▶ Work instruction
Collect each line of the records containing the string "count".

[Recorded data]

——————

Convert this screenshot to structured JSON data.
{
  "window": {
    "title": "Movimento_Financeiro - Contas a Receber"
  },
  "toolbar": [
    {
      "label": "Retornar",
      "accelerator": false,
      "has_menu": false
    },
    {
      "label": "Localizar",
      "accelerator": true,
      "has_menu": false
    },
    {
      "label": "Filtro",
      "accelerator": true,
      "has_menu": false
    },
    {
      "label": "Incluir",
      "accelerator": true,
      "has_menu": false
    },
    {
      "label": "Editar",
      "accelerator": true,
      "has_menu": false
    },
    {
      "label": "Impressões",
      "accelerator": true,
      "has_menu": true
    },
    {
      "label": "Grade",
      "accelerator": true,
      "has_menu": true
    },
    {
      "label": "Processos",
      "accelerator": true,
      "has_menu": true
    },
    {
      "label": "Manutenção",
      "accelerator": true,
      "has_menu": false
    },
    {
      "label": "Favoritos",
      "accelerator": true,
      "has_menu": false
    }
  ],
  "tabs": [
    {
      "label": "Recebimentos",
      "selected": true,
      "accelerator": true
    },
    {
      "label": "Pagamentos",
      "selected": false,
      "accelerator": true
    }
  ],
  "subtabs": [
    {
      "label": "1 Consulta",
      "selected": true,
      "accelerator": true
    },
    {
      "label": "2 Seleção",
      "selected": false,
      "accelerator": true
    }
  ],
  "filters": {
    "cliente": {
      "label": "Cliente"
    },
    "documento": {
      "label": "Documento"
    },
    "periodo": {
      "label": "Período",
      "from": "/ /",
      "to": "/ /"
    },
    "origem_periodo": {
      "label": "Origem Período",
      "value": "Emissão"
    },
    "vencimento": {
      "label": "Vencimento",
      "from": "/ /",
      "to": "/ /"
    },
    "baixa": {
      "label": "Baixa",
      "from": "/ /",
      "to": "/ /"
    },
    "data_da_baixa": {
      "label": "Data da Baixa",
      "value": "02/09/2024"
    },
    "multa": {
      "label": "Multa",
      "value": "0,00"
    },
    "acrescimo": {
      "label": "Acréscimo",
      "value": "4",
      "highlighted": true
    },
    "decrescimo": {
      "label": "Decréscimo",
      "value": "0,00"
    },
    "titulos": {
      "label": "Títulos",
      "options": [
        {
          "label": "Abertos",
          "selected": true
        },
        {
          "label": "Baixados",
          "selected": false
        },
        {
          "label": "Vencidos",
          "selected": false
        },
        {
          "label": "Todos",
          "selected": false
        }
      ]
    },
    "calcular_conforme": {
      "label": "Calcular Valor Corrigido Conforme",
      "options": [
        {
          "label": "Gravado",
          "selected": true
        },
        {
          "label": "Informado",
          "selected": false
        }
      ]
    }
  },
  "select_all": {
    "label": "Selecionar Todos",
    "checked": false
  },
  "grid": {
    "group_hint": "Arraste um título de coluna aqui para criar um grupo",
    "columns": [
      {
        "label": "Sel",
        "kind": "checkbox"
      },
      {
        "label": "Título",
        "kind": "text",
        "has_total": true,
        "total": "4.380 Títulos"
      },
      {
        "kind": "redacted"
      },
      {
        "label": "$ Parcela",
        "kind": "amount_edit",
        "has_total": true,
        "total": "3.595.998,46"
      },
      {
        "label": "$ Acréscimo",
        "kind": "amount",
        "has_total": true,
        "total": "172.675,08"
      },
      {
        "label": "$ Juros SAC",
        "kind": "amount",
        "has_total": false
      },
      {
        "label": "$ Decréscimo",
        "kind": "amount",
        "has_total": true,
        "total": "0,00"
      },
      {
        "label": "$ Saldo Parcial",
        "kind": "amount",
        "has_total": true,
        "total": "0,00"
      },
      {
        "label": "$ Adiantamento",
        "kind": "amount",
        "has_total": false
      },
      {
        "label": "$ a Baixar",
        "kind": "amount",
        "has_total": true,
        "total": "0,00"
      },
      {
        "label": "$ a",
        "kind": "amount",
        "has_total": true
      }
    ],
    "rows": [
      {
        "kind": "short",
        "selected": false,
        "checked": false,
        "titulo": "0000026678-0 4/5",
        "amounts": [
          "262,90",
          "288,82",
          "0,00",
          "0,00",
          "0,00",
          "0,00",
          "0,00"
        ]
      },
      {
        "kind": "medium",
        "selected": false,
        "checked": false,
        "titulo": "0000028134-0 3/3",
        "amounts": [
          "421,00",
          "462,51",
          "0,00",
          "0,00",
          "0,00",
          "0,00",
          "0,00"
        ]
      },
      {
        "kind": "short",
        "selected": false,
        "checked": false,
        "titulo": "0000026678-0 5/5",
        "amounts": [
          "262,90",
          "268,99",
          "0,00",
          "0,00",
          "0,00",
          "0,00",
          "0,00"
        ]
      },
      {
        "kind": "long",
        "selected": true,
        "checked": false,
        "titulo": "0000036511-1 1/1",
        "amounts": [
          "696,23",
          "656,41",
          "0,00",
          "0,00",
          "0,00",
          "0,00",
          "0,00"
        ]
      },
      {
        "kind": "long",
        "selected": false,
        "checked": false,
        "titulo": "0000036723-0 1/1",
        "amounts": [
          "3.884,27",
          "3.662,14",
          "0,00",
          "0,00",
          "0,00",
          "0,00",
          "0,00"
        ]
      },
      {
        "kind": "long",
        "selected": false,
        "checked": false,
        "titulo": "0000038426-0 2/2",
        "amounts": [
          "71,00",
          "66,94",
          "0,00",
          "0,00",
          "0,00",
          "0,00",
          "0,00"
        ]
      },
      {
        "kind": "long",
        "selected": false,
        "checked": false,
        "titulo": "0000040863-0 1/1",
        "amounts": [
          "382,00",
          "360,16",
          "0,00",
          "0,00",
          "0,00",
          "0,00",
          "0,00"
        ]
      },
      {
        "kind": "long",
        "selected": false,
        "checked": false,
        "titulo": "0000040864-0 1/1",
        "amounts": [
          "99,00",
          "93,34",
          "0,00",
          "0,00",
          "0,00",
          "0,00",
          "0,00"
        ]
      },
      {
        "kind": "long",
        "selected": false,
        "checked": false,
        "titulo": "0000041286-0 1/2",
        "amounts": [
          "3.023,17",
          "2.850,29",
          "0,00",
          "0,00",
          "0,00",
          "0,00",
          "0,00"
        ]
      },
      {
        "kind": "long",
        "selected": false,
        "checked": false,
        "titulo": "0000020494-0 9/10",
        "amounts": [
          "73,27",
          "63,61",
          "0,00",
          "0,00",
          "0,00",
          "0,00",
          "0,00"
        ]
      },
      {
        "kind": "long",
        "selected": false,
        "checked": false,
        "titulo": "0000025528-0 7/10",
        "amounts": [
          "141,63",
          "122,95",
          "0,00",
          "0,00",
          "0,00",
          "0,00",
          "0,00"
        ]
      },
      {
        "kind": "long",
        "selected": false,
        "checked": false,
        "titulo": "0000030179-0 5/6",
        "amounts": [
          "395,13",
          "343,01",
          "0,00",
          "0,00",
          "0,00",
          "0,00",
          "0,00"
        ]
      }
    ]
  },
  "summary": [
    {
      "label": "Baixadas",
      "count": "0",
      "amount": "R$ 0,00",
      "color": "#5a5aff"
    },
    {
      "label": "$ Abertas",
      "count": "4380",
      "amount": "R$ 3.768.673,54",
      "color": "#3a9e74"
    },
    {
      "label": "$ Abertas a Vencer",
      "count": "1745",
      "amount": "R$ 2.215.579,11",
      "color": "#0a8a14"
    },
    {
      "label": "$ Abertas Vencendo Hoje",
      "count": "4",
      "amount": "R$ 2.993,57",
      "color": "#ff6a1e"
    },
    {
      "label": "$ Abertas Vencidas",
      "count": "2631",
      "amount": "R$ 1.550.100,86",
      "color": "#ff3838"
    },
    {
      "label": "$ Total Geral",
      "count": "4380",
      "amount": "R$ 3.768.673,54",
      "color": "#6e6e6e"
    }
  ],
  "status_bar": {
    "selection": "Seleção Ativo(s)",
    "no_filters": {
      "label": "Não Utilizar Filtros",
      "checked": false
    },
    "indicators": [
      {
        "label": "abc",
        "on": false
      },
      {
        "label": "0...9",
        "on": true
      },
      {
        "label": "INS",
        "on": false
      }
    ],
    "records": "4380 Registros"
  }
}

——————

▶ Finished task
      "count": "0",
      "count": "4380",
      "count": "1745",
      "count": "4",
      "count": "2631",
      "count": "4380",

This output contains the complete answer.